Friday of the conference—always a busy day—ended with a casual reception in the School of Education, and then the program resumed Saturday morning with the annual Business Meeting. Congratulations and thanks are in order, as Barbara Howard of Appalachian State University completed her term as President of CREATE, and Doug Davis of the University of Mississippi began his. Margie DeSander of Lincolnton County Public Schools in North Carolina was elected President-Elect. Plans are already underway for the 2011 NEI to be held on the campus of Ole Miss!
In addition to the CREATE Business Meeting, the NEI program continued Saturday morning with more than 20 concurrent sessions. The capstone event, however, was affectionately referred to as "The Tom & James Show," as Tom Guskey and James Stronge shared billing for the closing session of the conference. Tom and James have long been friends and colleagues, but this event provided a rare opportunity for these two scholars to collaboratively present as they reflected on the theme of "assessment and evaluation for learning." While each approached the topic from a different vantage point and respectively delved deeper into topics of particular interest, their shared commitment to education, to the field of evaluation, and to the work of the CREATE membership was clear. The esteem with which these two scholars are held was plainly evident in the packed ballroom at eleven o'clock on a Saturday morning!

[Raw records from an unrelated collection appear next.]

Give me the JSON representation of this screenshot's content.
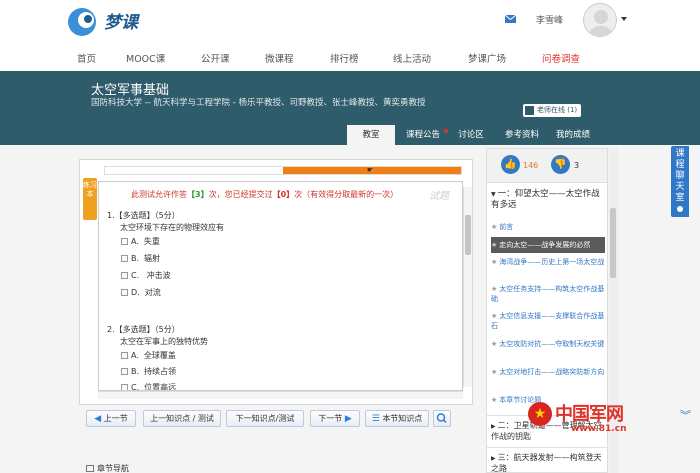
{
  "header": {
    "logo_text": "梦课",
    "user_name": "李雪峰"
  },
  "nav": {
    "items": [
      {
        "label": "首页"
      },
      {
        "label": "MOOC课"
      },
      {
        "label": "公开课"
      },
      {
        "label": "微课程"
      },
      {
        "label": "排行榜"
      },
      {
        "label": "线上活动"
      },
      {
        "label": "梦课广场"
      },
      {
        "label": "问卷调查"
      }
    ]
  },
  "course": {
    "title": "太空军事基础",
    "subtitle": "国防科技大学 -- 航天科学与工程学院 - 杨乐平教授、司野教授、张士峰教授、黄奕勇教授",
    "teacher_online": "老师在线 (1)",
    "tabs": [
      {
        "label": "教室"
      },
      {
        "label": "课程公告"
      },
      {
        "label": "讨论区"
      },
      {
        "label": "参考资料"
      },
      {
        "label": "我的成绩"
      }
    ]
  },
  "quiz": {
    "side_tag": "练习本",
    "watermark": "试题",
    "notice_prefix": "此测试允许作答",
    "notice_allowed": "【3】",
    "notice_mid": "次，您已经提交过",
    "notice_done": "【0】",
    "notice_suffix": "次（有效得分取最新的一次）",
    "progress_percent": 50,
    "questions": [
      {
        "head": "1.【多选题】（5分）",
        "stem": "太空环境下存在的物理效应有",
        "options": [
          {
            "letter": "A.",
            "text": "失重"
          },
          {
            "letter": "B.",
            "text": "辐射"
          },
          {
            "letter": "C.",
            "text": " 冲击波"
          },
          {
            "letter": "D.",
            "text": "对流"
          }
        ]
      },
      {
        "head": "2.【多选题】（5分）",
        "stem": "太空在军事上的独特优势",
        "options": [
          {
            "letter": "A.",
            "text": "全球覆盖"
          },
          {
            "letter": "B.",
            "text": "持续占领"
          },
          {
            "letter": "C.",
            "text": "位置高远"
          }
        ]
      }
    ]
  },
  "controls": {
    "prev_section": "上一节",
    "prev_point": "上一知识点 / 测试",
    "next_point": "下一知识点/测试",
    "next_section": "下一节",
    "section_points": "本节知识点",
    "chapter_nav": "章节导航"
  },
  "panel": {
    "likes": "146",
    "dislikes": "3",
    "chapter1_title": "一：仰望太空——太空作战有多远",
    "lessons": [
      {
        "text": "前言"
      },
      {
        "text": "走向太空——战争发展的必然"
      },
      {
        "text": "海湾战争——历史上第一场太空战"
      },
      {
        "text": "太空任务支持——构筑太空作战基础"
      },
      {
        "text": "太空信息支援——支撑联合作战基石"
      },
      {
        "text": "太空攻防对抗——夺取制天权关键"
      },
      {
        "text": "太空对地打击——战略突防新方向"
      },
      {
        "text": "本章节讨论题"
      }
    ],
    "chapter2_title": "二：卫星轨道——管理解太空作战的钥匙",
    "chapter3_title": "三：航天器发射——构筑登天之路"
  },
  "chat_tab": "课程聊天室",
  "watermark": {
    "name": "中国军网",
    "url": "www.81.cn"
  },
  "colors": {
    "banner": "#2f5c6a",
    "accent_blue": "#3178c6",
    "progress_orange": "#f07f14",
    "notice_red": "#d0342c"
  }
}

Indeed, the 2010 National Evaluation Institute held at The College of William & Mary in Virginia was a tremendous success. Special thanks to the Program Committee, the CREATE Board of Directors, the School of Education at William & Mary, and the small band of staff members and graduate assistants from multiple institutions for making it so! The NEI looks forward to seeing everyone at Ole Miss next September 29 – October 1 for the 2011 NEI. This will be a very special conference, as it will be the 20th Annual National Evaluation Institute sponsored by CREATE!